The conviction used to impeach Holley was more than 30 years old; that is approximately 20 years older than those convictions which will be permitted in federal court for impeachment purposes once the proposed rules of evidence are adopted. (See Proposed Rule 609(b).) Although the 10-year limit is not yet the law of our circuit, and while it may be preferable not to establish rigid age limitations on the use of prior convictions for impeachment purposes, I believe that use of a 30-year-old conviction in the case at bench unduly prejudiced the defendant. Accordingly, we should hold that the district court abused its discretion in not excluding Holley's conviction. Again, because the issues in the case were close, it is not possible to hold that the error was harmless.
I would reverse.
Honorable Ray McNichols, United States District Judge, District of Idaho, sitting by special designation
San Diego County Code of Regulatory Ordinance 21.320
. . . .Cou
(m) It shall be unlawful for the driver or operator of any taxicab to refuse a prospective passenger or to take any action to actively discourage a prospective passenger unless the taxicab driver believes that the prospective passenger may constitute a hazard to such driver.
(n) Violation of any of the provisions of this section shall constitute grounds for the immediate suspension or revocation of the driver's identification card.
Pursuant to an Order of this Court, counsel for the Transportation and Allied Workers of California, Seafarers International Union of North America, A.F.L.-C.I.O. Cab Drivers Division, were permitted to file a brief in amicus curiae
On this state of the record we need not examine into the propriety of the practice of admitting extracts from local statutes or ordinances into evidence vis-a-vis the taking of judicial notice by the Court of such laws. Here no request was made of the trial judge that he take judicial notice of the regulation involved
The appellant was of the impression that the regulatory provision was a city ordinance of the City of San Diego
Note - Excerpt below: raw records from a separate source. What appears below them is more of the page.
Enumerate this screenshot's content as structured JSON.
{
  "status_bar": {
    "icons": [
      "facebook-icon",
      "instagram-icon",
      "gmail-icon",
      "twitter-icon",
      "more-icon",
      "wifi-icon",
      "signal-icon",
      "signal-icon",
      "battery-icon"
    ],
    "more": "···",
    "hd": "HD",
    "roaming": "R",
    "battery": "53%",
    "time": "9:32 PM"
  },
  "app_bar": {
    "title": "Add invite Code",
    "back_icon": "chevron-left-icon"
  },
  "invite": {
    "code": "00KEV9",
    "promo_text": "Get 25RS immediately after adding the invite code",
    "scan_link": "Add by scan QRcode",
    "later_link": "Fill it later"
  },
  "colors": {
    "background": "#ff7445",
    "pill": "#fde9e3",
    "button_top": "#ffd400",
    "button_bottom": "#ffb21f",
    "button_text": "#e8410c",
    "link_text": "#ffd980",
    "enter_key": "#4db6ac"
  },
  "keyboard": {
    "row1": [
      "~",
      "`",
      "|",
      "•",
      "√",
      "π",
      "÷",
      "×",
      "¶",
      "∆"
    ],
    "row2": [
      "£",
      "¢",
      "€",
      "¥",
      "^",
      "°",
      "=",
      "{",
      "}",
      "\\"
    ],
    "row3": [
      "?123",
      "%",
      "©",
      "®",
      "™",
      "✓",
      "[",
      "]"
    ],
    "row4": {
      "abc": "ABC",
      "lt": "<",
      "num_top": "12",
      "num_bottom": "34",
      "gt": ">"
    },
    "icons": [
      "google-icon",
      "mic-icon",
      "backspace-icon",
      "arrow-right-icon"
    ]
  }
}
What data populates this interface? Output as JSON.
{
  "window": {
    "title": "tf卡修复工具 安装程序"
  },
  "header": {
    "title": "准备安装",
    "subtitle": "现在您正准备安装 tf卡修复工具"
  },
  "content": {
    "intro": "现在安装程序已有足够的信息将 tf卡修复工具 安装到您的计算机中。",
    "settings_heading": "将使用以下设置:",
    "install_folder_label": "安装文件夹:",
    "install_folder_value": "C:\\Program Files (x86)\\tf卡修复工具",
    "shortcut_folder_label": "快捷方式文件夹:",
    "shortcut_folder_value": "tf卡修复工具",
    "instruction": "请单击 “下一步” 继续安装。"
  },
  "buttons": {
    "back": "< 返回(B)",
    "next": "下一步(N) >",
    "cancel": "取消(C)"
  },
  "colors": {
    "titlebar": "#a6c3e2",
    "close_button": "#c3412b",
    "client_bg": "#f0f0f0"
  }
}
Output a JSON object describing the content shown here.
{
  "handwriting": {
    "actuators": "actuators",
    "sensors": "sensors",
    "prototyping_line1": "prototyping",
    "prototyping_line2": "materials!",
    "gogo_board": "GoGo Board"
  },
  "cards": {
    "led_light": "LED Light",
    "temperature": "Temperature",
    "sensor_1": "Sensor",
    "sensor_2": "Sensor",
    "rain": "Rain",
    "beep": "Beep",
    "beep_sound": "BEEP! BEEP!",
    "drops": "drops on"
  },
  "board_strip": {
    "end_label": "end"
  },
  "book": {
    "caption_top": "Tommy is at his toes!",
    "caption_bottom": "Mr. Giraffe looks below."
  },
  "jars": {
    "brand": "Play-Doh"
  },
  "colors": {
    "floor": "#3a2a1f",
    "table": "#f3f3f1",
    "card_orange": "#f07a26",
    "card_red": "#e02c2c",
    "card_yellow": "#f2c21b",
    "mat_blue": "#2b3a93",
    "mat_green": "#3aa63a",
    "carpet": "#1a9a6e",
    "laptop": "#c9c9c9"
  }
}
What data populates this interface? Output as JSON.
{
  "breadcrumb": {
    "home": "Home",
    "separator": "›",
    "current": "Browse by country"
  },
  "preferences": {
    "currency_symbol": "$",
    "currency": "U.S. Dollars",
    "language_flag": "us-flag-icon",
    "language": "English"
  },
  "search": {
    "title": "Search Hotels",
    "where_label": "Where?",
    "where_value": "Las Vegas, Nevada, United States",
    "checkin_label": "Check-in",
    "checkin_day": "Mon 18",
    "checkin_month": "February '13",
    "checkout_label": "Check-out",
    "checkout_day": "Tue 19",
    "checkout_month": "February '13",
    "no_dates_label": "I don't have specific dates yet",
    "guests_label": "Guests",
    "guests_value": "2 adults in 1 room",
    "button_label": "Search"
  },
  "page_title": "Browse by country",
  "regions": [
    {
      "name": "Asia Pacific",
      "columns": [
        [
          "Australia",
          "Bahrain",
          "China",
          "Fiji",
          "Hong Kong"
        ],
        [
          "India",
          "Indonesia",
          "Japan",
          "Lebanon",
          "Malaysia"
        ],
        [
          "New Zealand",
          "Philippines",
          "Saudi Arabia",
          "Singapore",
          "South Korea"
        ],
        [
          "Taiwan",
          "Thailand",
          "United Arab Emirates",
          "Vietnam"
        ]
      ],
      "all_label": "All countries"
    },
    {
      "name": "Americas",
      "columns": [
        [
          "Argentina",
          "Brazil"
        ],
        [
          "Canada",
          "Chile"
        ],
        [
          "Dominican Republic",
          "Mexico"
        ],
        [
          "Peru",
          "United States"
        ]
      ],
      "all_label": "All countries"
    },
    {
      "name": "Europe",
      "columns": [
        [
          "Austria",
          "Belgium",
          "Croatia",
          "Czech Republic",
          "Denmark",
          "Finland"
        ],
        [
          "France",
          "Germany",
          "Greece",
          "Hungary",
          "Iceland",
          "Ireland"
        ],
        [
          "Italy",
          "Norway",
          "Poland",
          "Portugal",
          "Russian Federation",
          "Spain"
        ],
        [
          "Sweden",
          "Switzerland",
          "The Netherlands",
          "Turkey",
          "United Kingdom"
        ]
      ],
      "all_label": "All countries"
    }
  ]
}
Because the Government failed to establish that introduction of evidence concerning the May 1972 incident was permissible under an exception to the general rule excluding evidence of prior misconduct, it is unnecessary to consider the problems inherent in using an arrest, which is in effect only an accusation, as evidence of prior misconduct. (See generally Lyda v. United States (9th Cir. 1963) 321 F.2d 788, 796; Davis v. United States (8th Cir. 1956) 229 F.2d 181, 185.)